However, as always, while Steyn is great at sending up easy targets like Lee Hamilton and John Kerry, when it comes to Steyn’s own substantive positions there’s no there there. He denounces the calls for retreat and says America must demonstrate will and resolution in Iraq or face retreat and disaster everywhere in the world. He doesn’t acknowledge how the policy he supports has led inevitably to the outcome he now dreads. If, instead of hyperbolically applauding the Bush policy for the last three years and insisting on its inevitable success, Steyn and his fellow establishment Bush supporters had argued—as I for one have done at endless length at this website—that the policy could not possibly succeed, because there was never even the pretense of a strategy to defeat the enemy (as belatedly confessed by John Podhoretz in today’s New York Post), such serious criticism by its own supporters might have pushed the administration to adopt a more realistic posture in Iraq. Instead, the Bush supporters kept cheerleading the country to embrace a “war” that was never a war, a war that we didn’t actually have to fight and win because all people are “just like us,” a war in which we were repeatedly told that the holding of this election or the rebuilding of that school or the good will we had gained from that village leader constituted “victory,” a war in which the enemy wasn’t even named, a war in which Secretary Rumsfeld was saying as recently as June 2005 that our enemies were nothing but “losers, dead-enders,” a war in which we were told that every successful enemy attack was actually a proof of the enemy’s “desperation.” Is it any wonder then, that given Bush’s phony, hyped-up war, the country is now reacting to its inevitable failure by supporting a miserable, mindless retreat?

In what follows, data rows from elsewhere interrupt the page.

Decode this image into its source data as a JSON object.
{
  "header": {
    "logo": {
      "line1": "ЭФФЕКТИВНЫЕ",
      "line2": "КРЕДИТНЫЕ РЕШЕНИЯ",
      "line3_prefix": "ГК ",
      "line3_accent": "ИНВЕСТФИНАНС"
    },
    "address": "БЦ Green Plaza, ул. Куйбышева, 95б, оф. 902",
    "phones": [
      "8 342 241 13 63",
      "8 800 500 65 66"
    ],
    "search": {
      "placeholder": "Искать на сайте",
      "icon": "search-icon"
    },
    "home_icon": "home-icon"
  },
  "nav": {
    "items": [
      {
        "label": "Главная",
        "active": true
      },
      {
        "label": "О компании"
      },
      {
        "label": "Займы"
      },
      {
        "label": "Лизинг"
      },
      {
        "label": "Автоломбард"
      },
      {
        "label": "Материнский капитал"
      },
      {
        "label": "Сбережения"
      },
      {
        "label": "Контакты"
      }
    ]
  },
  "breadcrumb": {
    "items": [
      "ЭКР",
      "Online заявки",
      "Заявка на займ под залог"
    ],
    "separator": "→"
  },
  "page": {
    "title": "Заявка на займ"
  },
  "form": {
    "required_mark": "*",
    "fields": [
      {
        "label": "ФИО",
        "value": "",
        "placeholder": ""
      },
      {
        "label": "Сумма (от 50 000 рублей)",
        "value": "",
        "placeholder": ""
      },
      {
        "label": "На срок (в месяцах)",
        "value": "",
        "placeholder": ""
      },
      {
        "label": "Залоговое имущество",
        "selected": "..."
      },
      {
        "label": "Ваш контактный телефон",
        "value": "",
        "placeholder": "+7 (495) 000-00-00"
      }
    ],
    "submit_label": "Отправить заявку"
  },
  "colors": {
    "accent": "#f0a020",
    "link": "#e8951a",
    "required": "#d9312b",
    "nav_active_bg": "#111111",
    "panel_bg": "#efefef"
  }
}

I have not supported anything Bush has done in Iraq since the toppling of the Saddam statue. Nor have I ever supported the calls simply to withdraw from Iraq—that is, to withdraw from Iraq in the absence of a new national defense strategy of which such a withdrawal would be a logical part. The strategy I favor is the Rollback, Isolation, and Containment of the Muslim world, or, as I’m now calling it for short, Separationism.